Friday, 3 May 2013

Farewell Audley Harrison.

Show biz, and professional sport is very much a part of the entertainment industry, can be a hard old game. Fans can be very unforgiving and none more so than boxing fans. Many boxing aficionados will be heaving a sigh of relief at the news of Audley Harrison's retirement. Despite a 31-7-0 pro record Audley was never able to really make his mark in the upper echelon's of the paid ranks. At 6 ft 5 in and  250 pounds he cut an impressive figure and with an outstanding amateur record and a stiff jab to back it up their were high hopes, but alas it was not to be. I hope Audley has a happy retirement. I know that he's not short of a bob or two but mostly I hope that when he looks back on his pro career he will be able to raise a smile. Fuck the critics. Good luck Audley.

What do we want? Xenophobia!
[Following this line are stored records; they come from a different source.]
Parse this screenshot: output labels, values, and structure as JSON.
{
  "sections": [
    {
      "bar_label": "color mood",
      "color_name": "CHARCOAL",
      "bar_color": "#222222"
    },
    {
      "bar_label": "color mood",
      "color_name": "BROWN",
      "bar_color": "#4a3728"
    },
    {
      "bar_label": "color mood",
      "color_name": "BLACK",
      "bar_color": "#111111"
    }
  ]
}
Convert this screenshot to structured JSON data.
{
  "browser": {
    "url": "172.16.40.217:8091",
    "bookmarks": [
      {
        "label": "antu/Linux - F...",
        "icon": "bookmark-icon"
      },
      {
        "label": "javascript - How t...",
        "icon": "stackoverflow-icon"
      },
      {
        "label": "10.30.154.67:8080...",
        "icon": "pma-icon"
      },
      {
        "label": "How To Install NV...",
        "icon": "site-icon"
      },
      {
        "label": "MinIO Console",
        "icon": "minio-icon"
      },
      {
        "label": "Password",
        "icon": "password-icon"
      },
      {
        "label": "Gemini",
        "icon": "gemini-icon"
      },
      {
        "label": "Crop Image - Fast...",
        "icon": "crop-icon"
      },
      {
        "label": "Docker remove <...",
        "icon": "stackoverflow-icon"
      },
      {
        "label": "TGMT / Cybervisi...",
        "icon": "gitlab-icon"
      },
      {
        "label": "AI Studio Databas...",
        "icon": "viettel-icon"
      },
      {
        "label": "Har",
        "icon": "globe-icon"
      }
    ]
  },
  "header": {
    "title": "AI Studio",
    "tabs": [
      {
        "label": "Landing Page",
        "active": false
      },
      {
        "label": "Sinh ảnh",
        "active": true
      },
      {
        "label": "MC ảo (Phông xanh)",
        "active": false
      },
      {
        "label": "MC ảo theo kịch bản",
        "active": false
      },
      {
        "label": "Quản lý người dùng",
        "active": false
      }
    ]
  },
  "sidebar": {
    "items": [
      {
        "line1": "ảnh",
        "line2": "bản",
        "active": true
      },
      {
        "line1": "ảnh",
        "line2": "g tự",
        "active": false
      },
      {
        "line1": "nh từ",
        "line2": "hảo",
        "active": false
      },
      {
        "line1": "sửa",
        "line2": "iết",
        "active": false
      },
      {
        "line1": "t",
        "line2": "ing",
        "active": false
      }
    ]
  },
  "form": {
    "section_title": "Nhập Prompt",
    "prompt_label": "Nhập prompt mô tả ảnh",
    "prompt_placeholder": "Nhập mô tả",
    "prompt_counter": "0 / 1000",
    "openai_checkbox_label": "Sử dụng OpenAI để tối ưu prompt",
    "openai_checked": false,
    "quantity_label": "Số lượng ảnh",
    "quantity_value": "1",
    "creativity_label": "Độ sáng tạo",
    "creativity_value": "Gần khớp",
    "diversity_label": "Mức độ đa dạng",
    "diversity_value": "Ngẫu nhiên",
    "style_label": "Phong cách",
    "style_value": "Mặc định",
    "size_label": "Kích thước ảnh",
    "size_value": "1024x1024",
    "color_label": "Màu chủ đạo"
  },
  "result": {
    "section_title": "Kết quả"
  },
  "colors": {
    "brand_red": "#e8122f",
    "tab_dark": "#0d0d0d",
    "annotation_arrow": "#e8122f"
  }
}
Nothing gets politico stamp collector's juices flowing like the ups and downs of the fringe parties and UKIP's undoubted success at the polls yesterday will no doubt have the desired effect. But UKIP having their fifteen minutes of fame is not the rebirth of fascism or (unfortunately) part of the death throes of capitalism. It is a sure sign that, rightly or wrongly, many people in this country have deep misgivings about immigration and our future in Europe. UKIP is no longer the preserve of bitter and twisted old blokes living in bungalows on the South Coast and can now claim a much wider support. More important than the local authority elections was the result of the South Shields by-election. Labour may have had a comfortable victory, and I'm unsure whether to laugh or cry at the Lib-Dems getting just half the vote of the BNP, but certainly UKIP's strong second place points to a lot of working class people seeing their problems, not as class problems, but as individual trials and tribulations brought about by foreigners. Now that is bad news.

Wednesday, 1 May 2013

Steadman weathers well.

Last night to the preview of the excellent Ralph Steadman retrospective at the Cartoon Museum.          A real treat for Steadman fans and well worth a visit.